    How are stock routes managed?

    The Queensland Government manages the stock route network with local governments under the Stock Route Management Act 2002. Some grazing access is administered under the Land Act 1994, while the Transport Infrastructure Act 1994 and the Stock Act 1915 also include relevant provisions.

    Local governments are responsible for:

    • day-to-day administration and management
    • some network maintenance.

    The Queensland Government is responsible for providing policy and legislative advice and support.

    What do the councils use the money for?

    Maintenance of water facilities and infrastructure, completing management planning, issuing permits and conducting site inspections for permits.
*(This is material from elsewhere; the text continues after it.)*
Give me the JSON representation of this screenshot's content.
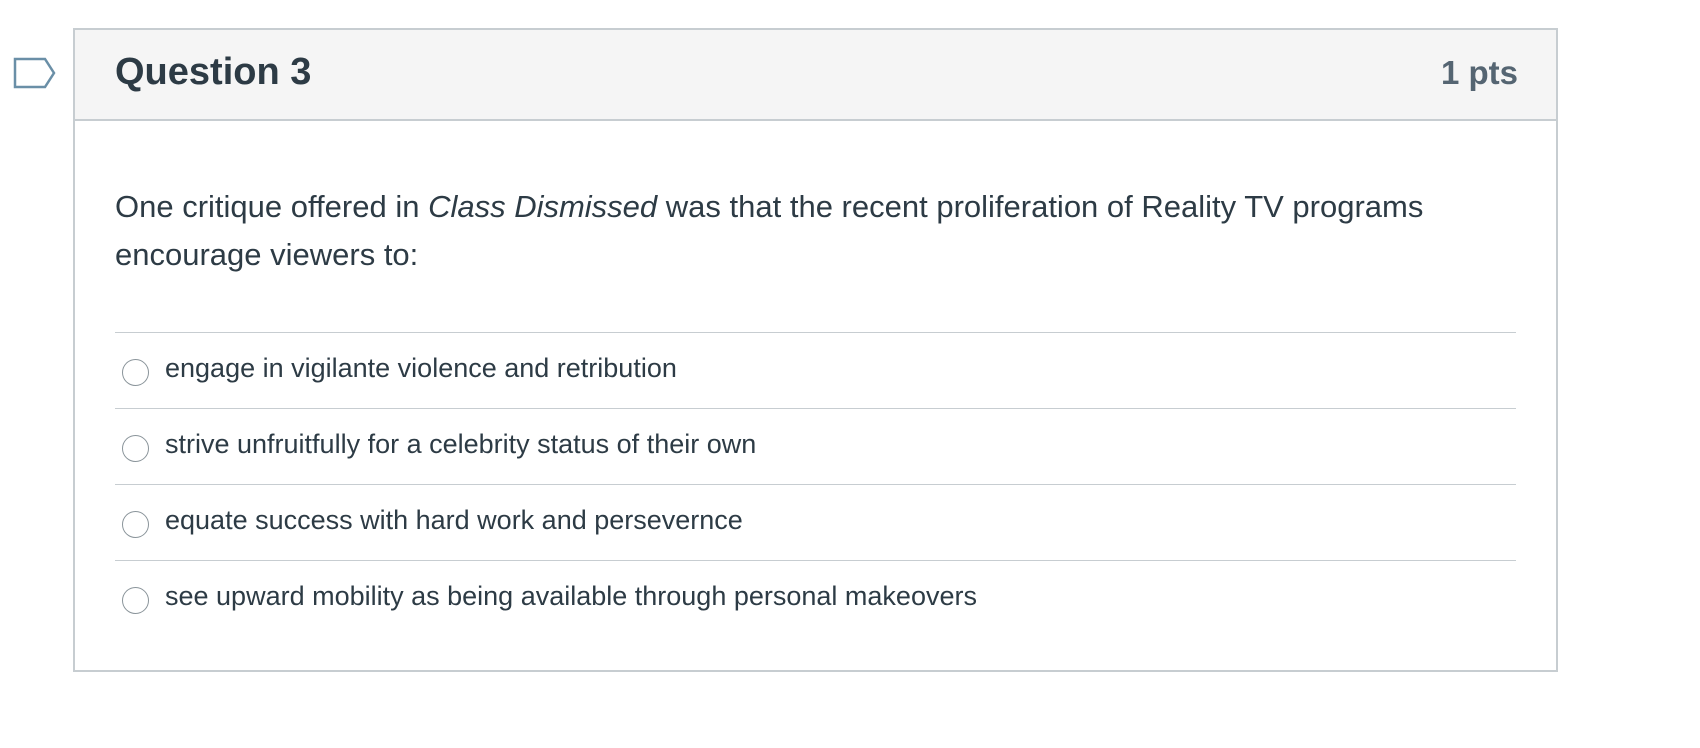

We are proposing to introduce an application fee for all permits to help cover the on-ground inspections.

    What consultation has been undertaken?

    In 2019, extensive stakeholder engagement and consultation was undertaken to inform a review of the Stock Route Management Regulation 2003 and the Stock Route Network Management Strategy 2014 to 2019. 

    This included regional workshops in Longreach, Roma, Emerald and Kingaroy attended by local government, industry, natural resource management and government stakeholders.  

    Why are we proposing a fee increase?

    The proposed fee changes are designed to increase cost recovery for local governments to support effective management and administration of the stock route network. 

    Stock route fees, along with State funding, are used by local governments to administer, monitor, maintain, and upgrade the network, for work such as the installation and maintenance of water tanks and troughs, fencing repairs and weed control.

    A better funded stock route network means better outcomes for drovers and farmers that rely on the network every year.